┌─ Given data

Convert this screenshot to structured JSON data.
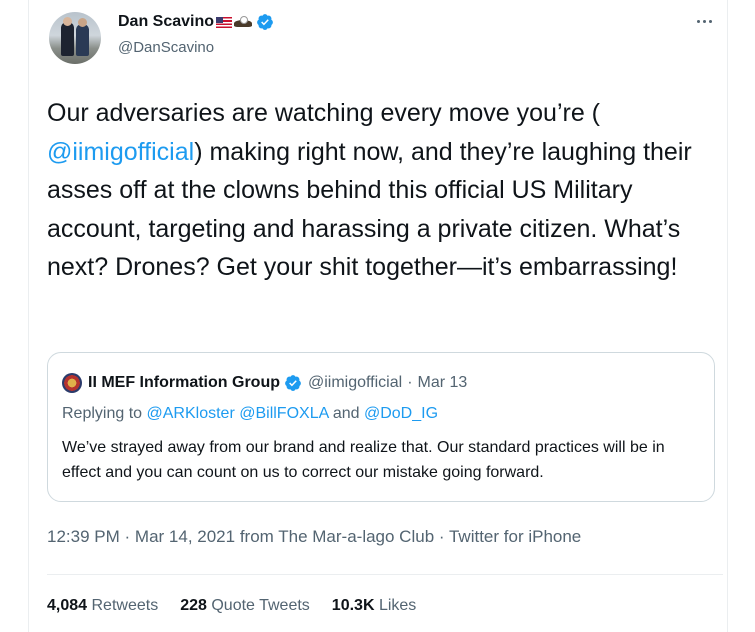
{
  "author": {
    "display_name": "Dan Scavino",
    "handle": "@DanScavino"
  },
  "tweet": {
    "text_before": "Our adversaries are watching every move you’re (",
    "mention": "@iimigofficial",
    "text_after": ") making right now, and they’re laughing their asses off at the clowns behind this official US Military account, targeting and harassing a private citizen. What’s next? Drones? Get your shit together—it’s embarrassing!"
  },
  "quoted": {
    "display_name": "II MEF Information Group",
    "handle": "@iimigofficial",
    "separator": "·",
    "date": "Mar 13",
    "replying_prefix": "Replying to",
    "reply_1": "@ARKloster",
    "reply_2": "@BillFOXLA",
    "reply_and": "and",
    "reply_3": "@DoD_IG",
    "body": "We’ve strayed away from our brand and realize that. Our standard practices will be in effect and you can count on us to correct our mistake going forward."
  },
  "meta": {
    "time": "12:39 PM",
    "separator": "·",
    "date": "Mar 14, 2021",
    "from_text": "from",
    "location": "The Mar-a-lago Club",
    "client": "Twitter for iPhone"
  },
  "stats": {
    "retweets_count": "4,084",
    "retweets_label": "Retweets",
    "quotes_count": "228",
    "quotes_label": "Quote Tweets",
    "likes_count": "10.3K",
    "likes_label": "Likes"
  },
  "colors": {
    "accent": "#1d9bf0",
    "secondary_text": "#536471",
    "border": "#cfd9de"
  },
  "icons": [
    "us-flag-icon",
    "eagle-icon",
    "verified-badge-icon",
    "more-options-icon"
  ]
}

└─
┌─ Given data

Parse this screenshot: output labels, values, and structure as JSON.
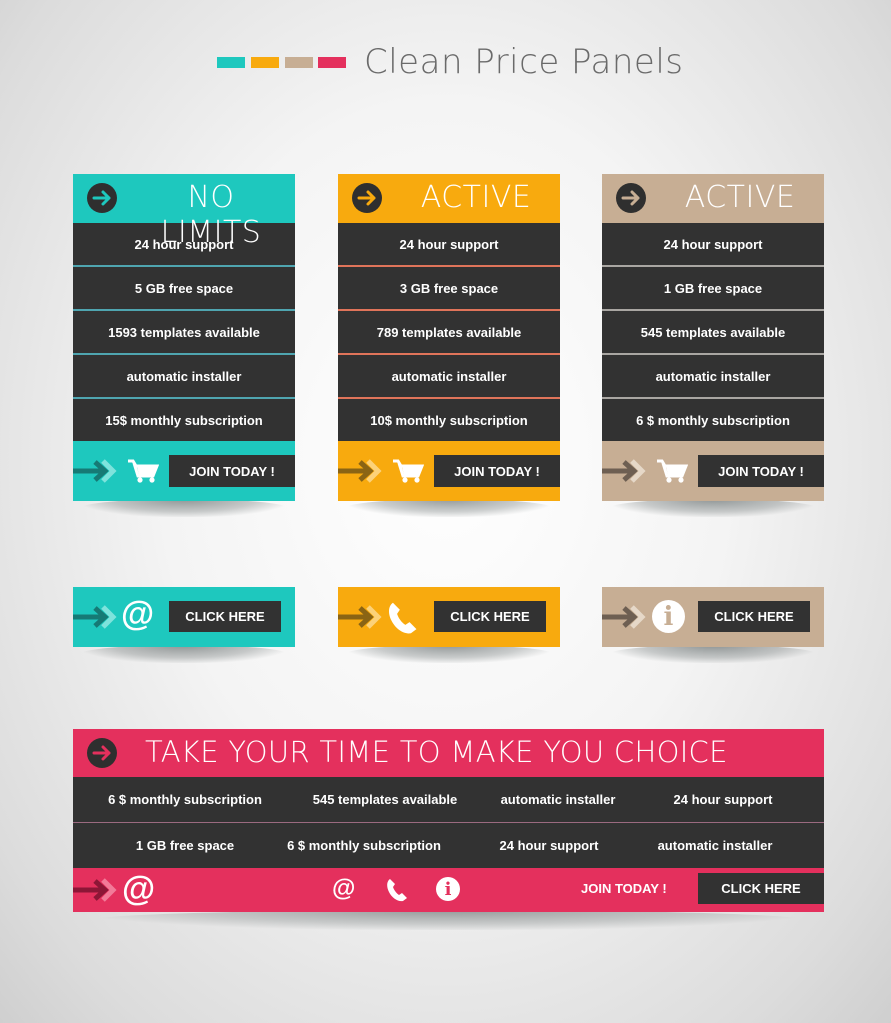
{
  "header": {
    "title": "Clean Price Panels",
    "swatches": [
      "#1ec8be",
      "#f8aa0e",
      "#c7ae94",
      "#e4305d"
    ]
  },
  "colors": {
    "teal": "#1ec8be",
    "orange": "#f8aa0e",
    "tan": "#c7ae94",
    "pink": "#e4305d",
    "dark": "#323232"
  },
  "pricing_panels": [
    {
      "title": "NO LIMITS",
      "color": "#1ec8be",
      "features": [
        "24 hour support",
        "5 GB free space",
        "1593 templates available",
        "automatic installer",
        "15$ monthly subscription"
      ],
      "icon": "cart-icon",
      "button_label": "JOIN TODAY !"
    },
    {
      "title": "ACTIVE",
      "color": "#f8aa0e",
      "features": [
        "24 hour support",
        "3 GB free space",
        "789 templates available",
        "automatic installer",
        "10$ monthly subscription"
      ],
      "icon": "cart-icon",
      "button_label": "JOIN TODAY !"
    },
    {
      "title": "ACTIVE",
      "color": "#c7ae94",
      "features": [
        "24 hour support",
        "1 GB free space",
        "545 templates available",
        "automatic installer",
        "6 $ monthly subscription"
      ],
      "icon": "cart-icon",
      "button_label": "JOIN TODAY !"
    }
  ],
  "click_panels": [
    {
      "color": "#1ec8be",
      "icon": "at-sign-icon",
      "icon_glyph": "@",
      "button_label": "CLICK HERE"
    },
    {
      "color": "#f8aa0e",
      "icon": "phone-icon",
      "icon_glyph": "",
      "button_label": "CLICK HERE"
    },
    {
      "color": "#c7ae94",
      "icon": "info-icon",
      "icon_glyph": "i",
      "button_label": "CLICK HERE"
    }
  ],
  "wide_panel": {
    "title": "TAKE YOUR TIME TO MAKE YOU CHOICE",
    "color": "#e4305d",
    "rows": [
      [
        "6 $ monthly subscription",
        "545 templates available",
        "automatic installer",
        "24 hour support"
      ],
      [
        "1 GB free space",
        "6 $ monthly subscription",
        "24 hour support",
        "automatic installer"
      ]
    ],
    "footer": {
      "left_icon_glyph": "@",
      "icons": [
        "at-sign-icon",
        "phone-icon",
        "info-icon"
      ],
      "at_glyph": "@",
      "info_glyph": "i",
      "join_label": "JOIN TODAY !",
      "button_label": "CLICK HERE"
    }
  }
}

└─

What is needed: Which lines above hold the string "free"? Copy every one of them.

Response to the exercise:
        "5 GB free space",
        "3 GB free space",
        "1 GB free space",
        "1 GB free space",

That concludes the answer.